[Start of section]

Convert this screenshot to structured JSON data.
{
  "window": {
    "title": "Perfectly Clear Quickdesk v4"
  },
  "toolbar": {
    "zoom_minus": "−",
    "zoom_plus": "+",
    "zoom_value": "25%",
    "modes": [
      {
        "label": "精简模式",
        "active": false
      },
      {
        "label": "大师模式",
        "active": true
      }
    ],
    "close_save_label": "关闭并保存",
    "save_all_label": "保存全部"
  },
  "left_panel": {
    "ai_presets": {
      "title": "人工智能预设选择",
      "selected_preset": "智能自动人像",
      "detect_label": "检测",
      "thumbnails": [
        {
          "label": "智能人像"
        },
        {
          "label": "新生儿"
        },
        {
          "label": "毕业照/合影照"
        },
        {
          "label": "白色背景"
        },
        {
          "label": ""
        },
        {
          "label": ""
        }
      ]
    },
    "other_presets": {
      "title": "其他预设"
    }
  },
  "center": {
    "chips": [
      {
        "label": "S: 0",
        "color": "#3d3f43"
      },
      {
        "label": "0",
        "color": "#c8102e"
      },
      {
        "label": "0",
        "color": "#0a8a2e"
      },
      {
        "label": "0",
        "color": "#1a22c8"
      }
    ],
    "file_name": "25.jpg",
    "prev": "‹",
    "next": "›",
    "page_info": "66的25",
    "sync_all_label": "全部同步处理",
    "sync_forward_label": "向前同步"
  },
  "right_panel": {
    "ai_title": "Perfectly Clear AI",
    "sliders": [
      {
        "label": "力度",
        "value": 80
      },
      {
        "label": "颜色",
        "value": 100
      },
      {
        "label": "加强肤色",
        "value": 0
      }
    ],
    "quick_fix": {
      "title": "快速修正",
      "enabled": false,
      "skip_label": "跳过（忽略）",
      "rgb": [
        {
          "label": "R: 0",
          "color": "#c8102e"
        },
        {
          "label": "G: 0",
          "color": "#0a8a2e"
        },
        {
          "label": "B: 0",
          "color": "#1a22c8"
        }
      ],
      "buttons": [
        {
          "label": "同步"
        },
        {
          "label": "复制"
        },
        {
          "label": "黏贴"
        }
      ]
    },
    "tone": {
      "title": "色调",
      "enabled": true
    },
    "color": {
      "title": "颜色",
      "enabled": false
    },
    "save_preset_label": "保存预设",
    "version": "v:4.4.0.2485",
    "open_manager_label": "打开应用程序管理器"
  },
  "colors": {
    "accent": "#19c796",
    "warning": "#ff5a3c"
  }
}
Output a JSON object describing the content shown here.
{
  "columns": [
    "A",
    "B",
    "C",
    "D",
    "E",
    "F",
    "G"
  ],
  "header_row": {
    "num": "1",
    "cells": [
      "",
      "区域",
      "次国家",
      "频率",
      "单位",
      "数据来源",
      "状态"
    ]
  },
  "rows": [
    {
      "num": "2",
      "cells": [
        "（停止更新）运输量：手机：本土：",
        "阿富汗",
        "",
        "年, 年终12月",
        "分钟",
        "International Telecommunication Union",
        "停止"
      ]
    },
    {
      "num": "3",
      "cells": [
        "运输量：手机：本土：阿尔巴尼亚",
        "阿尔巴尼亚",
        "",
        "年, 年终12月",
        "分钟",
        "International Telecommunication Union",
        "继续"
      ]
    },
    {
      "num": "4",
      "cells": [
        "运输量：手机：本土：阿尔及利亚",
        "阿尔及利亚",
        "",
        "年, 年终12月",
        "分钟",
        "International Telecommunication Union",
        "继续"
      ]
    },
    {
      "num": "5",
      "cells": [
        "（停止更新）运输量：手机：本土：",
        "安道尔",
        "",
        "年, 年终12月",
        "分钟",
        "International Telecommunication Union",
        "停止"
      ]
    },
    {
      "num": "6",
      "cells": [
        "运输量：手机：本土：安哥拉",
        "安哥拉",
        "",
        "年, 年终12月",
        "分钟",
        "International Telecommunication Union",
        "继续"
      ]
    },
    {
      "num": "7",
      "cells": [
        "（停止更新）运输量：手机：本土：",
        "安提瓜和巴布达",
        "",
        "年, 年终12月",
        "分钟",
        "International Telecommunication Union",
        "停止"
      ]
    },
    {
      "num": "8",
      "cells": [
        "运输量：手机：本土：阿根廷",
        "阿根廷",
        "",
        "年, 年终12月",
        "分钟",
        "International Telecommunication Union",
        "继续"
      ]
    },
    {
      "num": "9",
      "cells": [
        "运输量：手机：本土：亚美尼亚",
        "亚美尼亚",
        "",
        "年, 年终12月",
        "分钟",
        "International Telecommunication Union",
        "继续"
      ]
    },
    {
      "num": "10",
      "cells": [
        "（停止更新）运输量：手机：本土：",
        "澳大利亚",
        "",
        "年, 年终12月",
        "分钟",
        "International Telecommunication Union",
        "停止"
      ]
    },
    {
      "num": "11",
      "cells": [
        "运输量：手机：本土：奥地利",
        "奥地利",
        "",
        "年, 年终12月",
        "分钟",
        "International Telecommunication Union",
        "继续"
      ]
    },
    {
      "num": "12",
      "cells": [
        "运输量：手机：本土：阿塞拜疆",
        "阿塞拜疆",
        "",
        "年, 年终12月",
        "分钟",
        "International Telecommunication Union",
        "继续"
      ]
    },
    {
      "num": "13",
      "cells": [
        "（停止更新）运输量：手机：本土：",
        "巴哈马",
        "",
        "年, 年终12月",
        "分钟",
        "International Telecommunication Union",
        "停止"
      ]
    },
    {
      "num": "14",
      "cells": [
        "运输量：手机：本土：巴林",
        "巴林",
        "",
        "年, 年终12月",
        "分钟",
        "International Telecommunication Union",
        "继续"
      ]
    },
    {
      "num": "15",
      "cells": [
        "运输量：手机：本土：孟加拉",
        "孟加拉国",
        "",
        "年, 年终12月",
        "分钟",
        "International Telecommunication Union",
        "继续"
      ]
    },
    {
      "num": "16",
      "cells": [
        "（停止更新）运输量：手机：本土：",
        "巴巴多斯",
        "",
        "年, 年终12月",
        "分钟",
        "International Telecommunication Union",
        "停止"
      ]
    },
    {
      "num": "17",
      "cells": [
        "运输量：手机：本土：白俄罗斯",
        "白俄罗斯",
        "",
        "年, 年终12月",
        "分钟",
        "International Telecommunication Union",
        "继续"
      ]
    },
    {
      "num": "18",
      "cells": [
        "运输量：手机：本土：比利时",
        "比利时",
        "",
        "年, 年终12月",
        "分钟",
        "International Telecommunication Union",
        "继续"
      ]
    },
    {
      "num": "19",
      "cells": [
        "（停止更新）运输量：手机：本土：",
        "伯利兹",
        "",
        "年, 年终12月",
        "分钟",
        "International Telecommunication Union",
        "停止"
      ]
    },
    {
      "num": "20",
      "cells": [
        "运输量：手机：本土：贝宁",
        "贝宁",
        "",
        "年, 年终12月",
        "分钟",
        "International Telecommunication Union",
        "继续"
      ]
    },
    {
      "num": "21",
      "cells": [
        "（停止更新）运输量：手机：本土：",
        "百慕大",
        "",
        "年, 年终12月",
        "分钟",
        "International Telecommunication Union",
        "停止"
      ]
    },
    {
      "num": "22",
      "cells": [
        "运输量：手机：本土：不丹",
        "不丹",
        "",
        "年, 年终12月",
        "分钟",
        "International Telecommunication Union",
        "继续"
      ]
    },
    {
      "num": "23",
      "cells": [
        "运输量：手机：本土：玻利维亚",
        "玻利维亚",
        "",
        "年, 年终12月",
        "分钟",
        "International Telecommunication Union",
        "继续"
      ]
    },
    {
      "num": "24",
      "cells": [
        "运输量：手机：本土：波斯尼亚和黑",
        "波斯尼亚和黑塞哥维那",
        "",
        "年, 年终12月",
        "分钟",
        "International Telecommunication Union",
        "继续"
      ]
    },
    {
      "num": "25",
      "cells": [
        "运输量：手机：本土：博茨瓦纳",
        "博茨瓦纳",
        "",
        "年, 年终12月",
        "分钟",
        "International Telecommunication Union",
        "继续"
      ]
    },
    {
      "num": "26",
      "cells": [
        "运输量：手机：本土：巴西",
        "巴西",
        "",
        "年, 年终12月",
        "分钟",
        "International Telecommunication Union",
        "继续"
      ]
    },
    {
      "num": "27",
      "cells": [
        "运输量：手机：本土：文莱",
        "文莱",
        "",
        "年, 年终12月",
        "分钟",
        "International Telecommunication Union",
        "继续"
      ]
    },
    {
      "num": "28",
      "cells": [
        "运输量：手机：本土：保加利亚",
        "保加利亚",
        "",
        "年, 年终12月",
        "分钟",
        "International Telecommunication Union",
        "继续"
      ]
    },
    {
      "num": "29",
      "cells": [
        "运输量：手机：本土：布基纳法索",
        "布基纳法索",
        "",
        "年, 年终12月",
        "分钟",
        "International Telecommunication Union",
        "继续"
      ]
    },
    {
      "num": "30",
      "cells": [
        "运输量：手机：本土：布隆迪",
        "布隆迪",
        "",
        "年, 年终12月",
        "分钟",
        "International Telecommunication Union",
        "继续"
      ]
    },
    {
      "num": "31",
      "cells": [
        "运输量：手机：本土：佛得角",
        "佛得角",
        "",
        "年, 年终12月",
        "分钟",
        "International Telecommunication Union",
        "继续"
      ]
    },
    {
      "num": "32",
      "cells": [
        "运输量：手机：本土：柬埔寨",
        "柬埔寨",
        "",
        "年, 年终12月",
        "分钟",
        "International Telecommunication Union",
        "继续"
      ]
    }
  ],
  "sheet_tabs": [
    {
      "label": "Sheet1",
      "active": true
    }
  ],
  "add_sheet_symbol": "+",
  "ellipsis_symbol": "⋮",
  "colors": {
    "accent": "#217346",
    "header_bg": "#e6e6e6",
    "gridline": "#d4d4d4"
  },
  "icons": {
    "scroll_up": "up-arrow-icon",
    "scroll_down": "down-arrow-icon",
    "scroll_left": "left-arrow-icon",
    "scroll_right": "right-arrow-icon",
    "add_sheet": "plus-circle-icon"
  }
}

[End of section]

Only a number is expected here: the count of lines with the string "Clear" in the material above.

> [Solution to this exercise]: 2